Raymond was 22 years old when we buried him. He is alive in our memories and always will be. We called him Salamander. He was a good kid, full of imaginations and always good for a laugh. Like most of us on the streets, he had his dreams, dreams that will now never be realized. Sal was a good friend and would have been a good father had we not buried him six months before his daughter was born.
If only he had given life a chance. You see, Salamander committed suicide. He hung himself in my best friend’s backyard, where he was living at the time. I will always remember Sal, and all the rest of the friends I’ve lost along the way.
I was in the midst of my heroin addiction when Sal passed on, so I never really grieved his loss at thetime of his death. It wasn’t until two years later, when I had sobered up a little, that it hit me — Sal was gone and he wasn’t coming back.
You don’t have to lose someone to death to go through the whole grieving process. It can also happen when you lose touch or become estranged from a loved one or friend. Grief is just a process of dealing with the pain of an important loss. They call grief a process because it happens in phases. Don’t ask me what the phases are, but I can tell you my experience, and how I came to terms with losing a friend to suicide.
Don’t rely on drugs
When you lose a friend or loved one, it seems easier to deal if you are buried in a fix or high, or drunk out of your skull. As long as you remain intoxicated, your pain becomes distant and almost non-existent. The downside of this is that when you sober up (I mean really sober up, with clean time under your belt) all the pain and grief you have numbed out in the past come tumbling out. It may be too much to bear emotionally and depression will set in full force. That’s what happened to me.
It’s good to cry
When the pain and sorrow of Sal’s absence hit me, a whole lot of tears came out. That helped. Bottling is up only makes it worse.
Turn to your friends
After depression over Sal’s death came anger. I was angry tha he had been so selfish (or had he? Who am I to say?) by taking the “chicken shit” way out and leaving a child behind. I even felt self-pity at one point, believing that it was pointless to get close to anyone because they just leave and die in the end. I started pushing away my closest friends. That’s not good because you really need friends around to help you cope with grief. Even if you are not a good conversationalist, it is important to talk to someone about your loss.
Accept what happened

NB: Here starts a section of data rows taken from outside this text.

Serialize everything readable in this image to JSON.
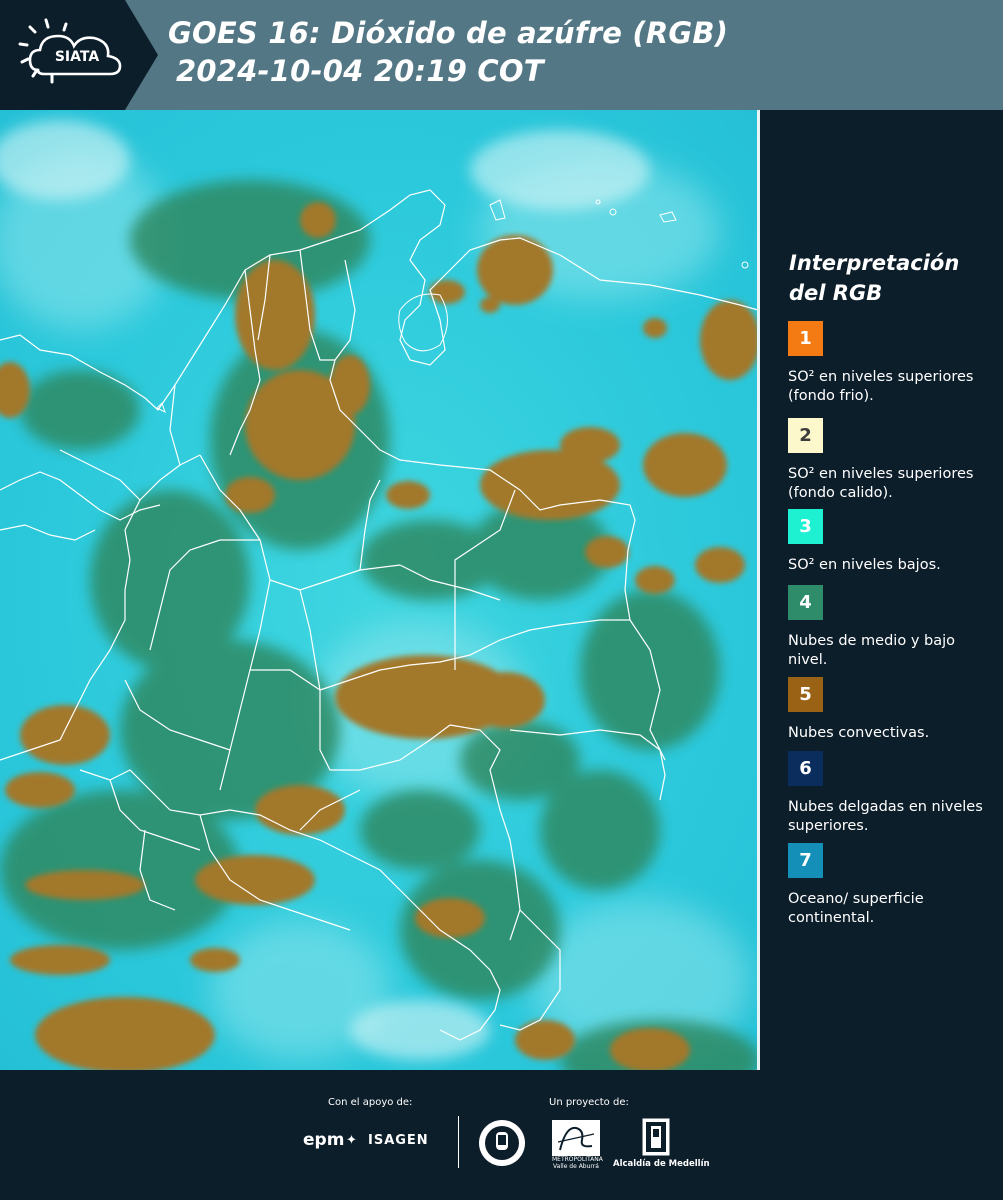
{
  "header": {
    "logo_text": "SIATA",
    "title_line1": "GOES 16: Dióxido de azúfre (RGB)",
    "title_line2": "2024-10-04 20:19 COT"
  },
  "legend": {
    "title": "Interpretación del RGB",
    "items": [
      {
        "number": "1",
        "color": "#f47b13",
        "text": "SO² en niveles superiores (fondo frio)."
      },
      {
        "number": "2",
        "color": "#fcf8cc",
        "text": "SO² en niveles superiores (fondo calido)."
      },
      {
        "number": "3",
        "color": "#1ef0d2",
        "text": "SO² en niveles bajos."
      },
      {
        "number": "4",
        "color": "#2e8c6a",
        "text": "Nubes de medio y bajo nivel."
      },
      {
        "number": "5",
        "color": "#9a6214",
        "text": "Nubes convectivas."
      },
      {
        "number": "6",
        "color": "#0b2d5e",
        "text": "Nubes delgadas en niveles superiores."
      },
      {
        "number": "7",
        "color": "#1490b8",
        "text": "Oceano/ superficie continental."
      }
    ]
  },
  "footer": {
    "support_label": "Con el apoyo de:",
    "project_label": "Un proyecto de:",
    "epm": "epm",
    "isagen": "ISAGEN",
    "area_line1": "METROPOLITANA",
    "area_line2": "Valle de Aburrá",
    "alcaldia": "Alcaldía de Medellín"
  },
  "colors": {
    "header_bg": "#537785",
    "panel_bg": "#0d1e2b",
    "map_cyan": "#2cc9dc",
    "cloud_brown": "#a2782b",
    "cloud_green": "#2f8a63"
  }
}
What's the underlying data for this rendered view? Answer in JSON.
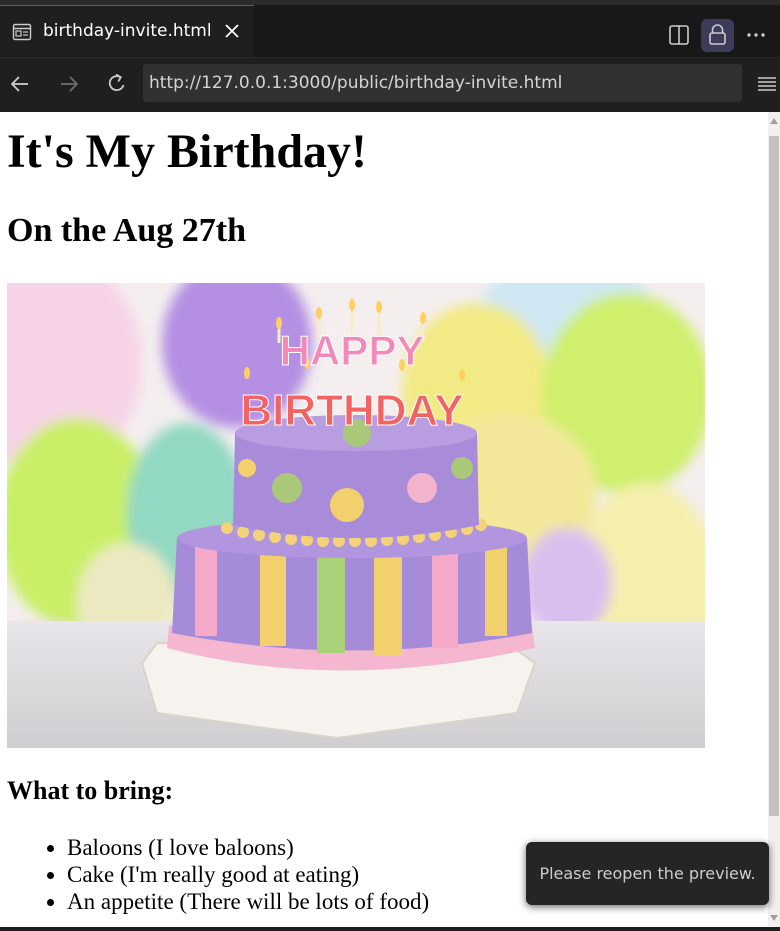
{
  "tab": {
    "title": "birthday-invite.html"
  },
  "navigation": {
    "url": "http://127.0.0.1:3000/public/birthday-invite.html"
  },
  "page": {
    "heading": "It's My Birthday!",
    "subheading": "On the Aug 27th",
    "cake_text_top": "HAPPY",
    "cake_text_bottom": "BIRTHDAY",
    "bring_heading": "What to bring:",
    "bring_items": [
      "Baloons (I love baloons)",
      "Cake (I'm really good at eating)",
      "An appetite (There will be lots of food)"
    ]
  },
  "notification": {
    "message": "Please reopen the preview."
  },
  "colors": {
    "accent": "#0078d4",
    "chrome_bg": "#1f1f1f",
    "page_bg": "#ffffff"
  },
  "icons": [
    "preview-file-icon",
    "close-icon",
    "split-editor-icon",
    "lock-icon",
    "more-icon",
    "back-arrow-icon",
    "forward-arrow-icon",
    "reload-icon",
    "menu-icon"
  ]
}
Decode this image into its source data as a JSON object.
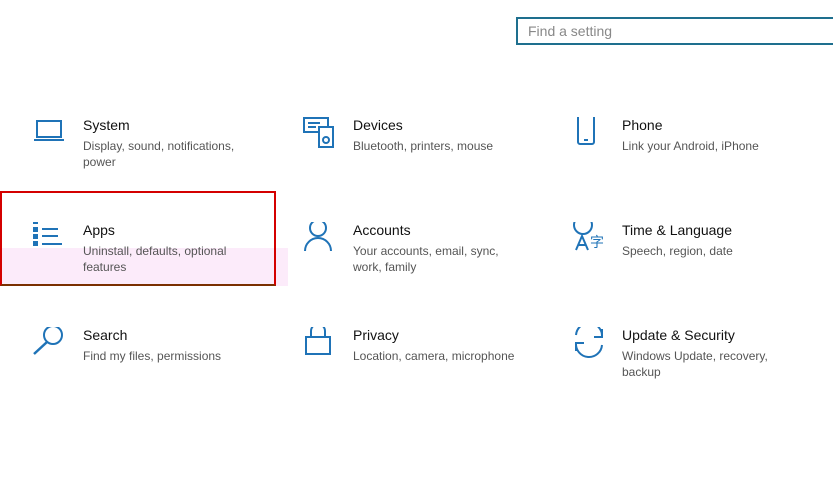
{
  "search": {
    "placeholder": "Find a setting"
  },
  "tiles": [
    {
      "title": "System",
      "desc": "Display, sound, notifications, power",
      "icon": "laptop-icon"
    },
    {
      "title": "Devices",
      "desc": "Bluetooth, printers, mouse",
      "icon": "keyboard-speaker-icon"
    },
    {
      "title": "Phone",
      "desc": "Link your Android, iPhone",
      "icon": "phone-icon"
    },
    {
      "title": "Apps",
      "desc": "Uninstall, defaults, optional features",
      "icon": "apps-list-icon"
    },
    {
      "title": "Accounts",
      "desc": "Your accounts, email, sync, work, family",
      "icon": "person-icon"
    },
    {
      "title": "Time & Language",
      "desc": "Speech, region, date",
      "icon": "time-language-icon"
    },
    {
      "title": "Search",
      "desc": "Find my files, permissions",
      "icon": "search-icon"
    },
    {
      "title": "Privacy",
      "desc": "Location, camera, microphone",
      "icon": "lock-icon"
    },
    {
      "title": "Update & Security",
      "desc": "Windows Update, recovery, backup",
      "icon": "sync-icon"
    }
  ],
  "colors": {
    "accent": "#1f73b7",
    "highlight": "#d40000"
  }
}
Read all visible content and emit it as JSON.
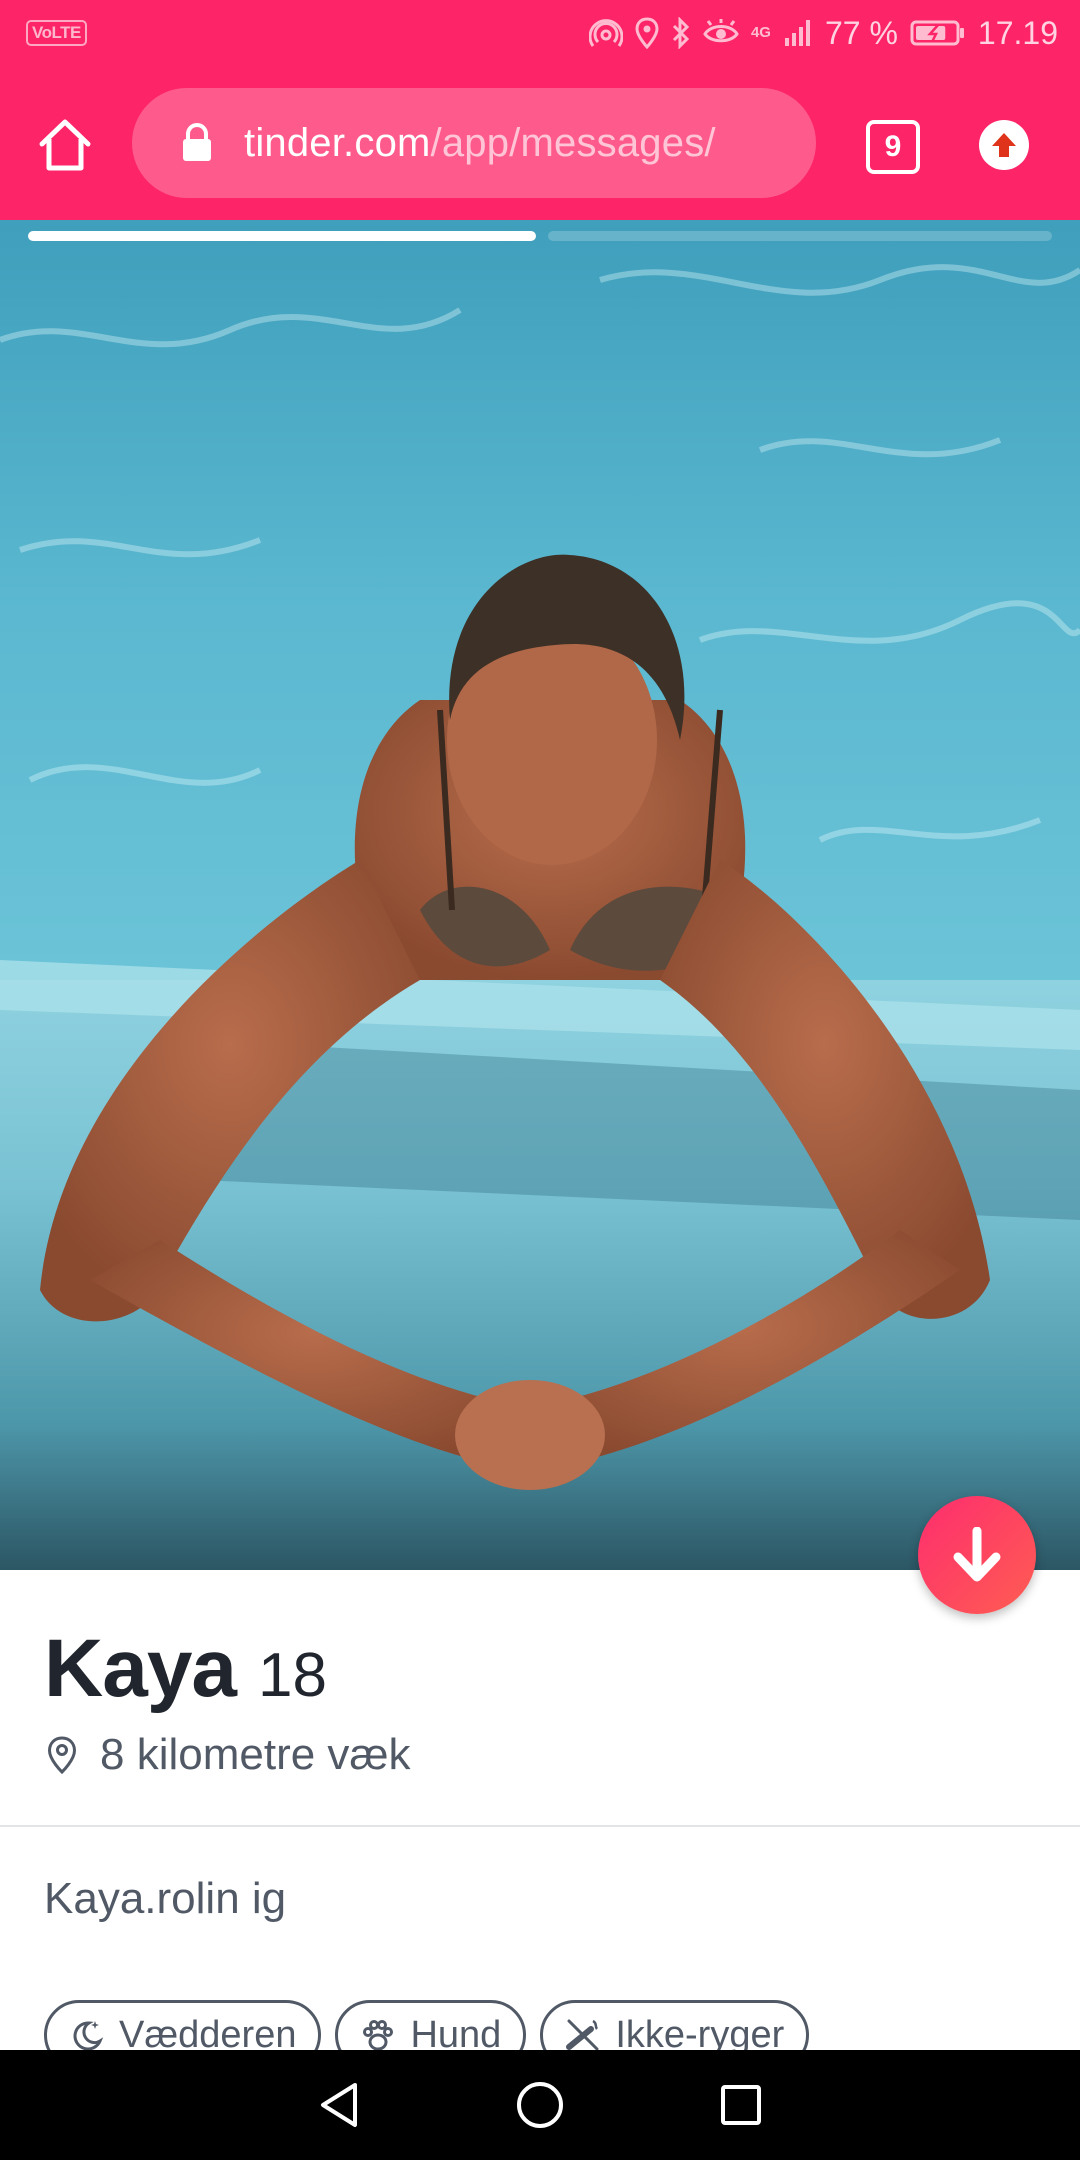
{
  "status_bar": {
    "network_badge": "VoLTE",
    "signal_label": "4G",
    "battery_percent": "77 %",
    "time": "17.19",
    "battery_level": 0.77
  },
  "browser": {
    "url_host": "tinder.com",
    "url_path": "/app/messages/",
    "tab_count": "9"
  },
  "photo": {
    "progress_fraction": 0.5
  },
  "profile": {
    "name": "Kaya",
    "age": "18",
    "distance": "8 kilometre væk",
    "bio": "Kaya.rolin ig",
    "chips": [
      {
        "label": "Vædderen",
        "icon": "moon-stars-icon"
      },
      {
        "label": "Hund",
        "icon": "paw-icon"
      },
      {
        "label": "Ikke-ryger",
        "icon": "cigarette-icon"
      }
    ]
  },
  "colors": {
    "brand": "#fd2468",
    "pill": "#fe5b8c",
    "gradient_start": "#fd2d6e",
    "gradient_end": "#ff5d52"
  }
}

After anger set in, denial crept up and kicked me in the ass. I just ignored Sal’s death completely. It had been two years since his death, so why bother grieving now? But the truth is I did care, and acknowledging that I cared helped me to come to terms with Sal’s death and finally accept that he was gone. I finally felt at peace with what had happened.
Learn from it
I had heard stories of suicide before from friends, TV, newspapers and magazines, but it had never hit so close to home before Sal. In fact, his funeral was my first. Before Sal died, I used to contemplate suicide myself, but that was just self-pity. Now, the thought never lasts more than a split second before I remember Sal’s death.
Honor their memory
Once you have come to terms with the loss of a loved one and accepted their death or absence, grief becomes so much easier to bear and you can honor their memory in your own way. Drink a 40-ounce or fifth of bourbon at their grave and pour a drink on the ground for them. Or throw a party in their name and memory.
Don’t let someone else’s death become your own
No one can tell you how to grieve; we all do it in our own way. But however you do it, allow yourself the chance to grieve, feel the pain and heal again. Go out and still do what you were doing before. Live with a new memory of a good friend lost — but live.
This was first printed in “The Freedom Manual,” which was published by Roaddawgz and the Pacific New Service. Roaddawgz was located in our office for several years, providing homeless youth with a creative, safe space where they could express themselves. While the organization no longer exists, these powerful youth narratives live on.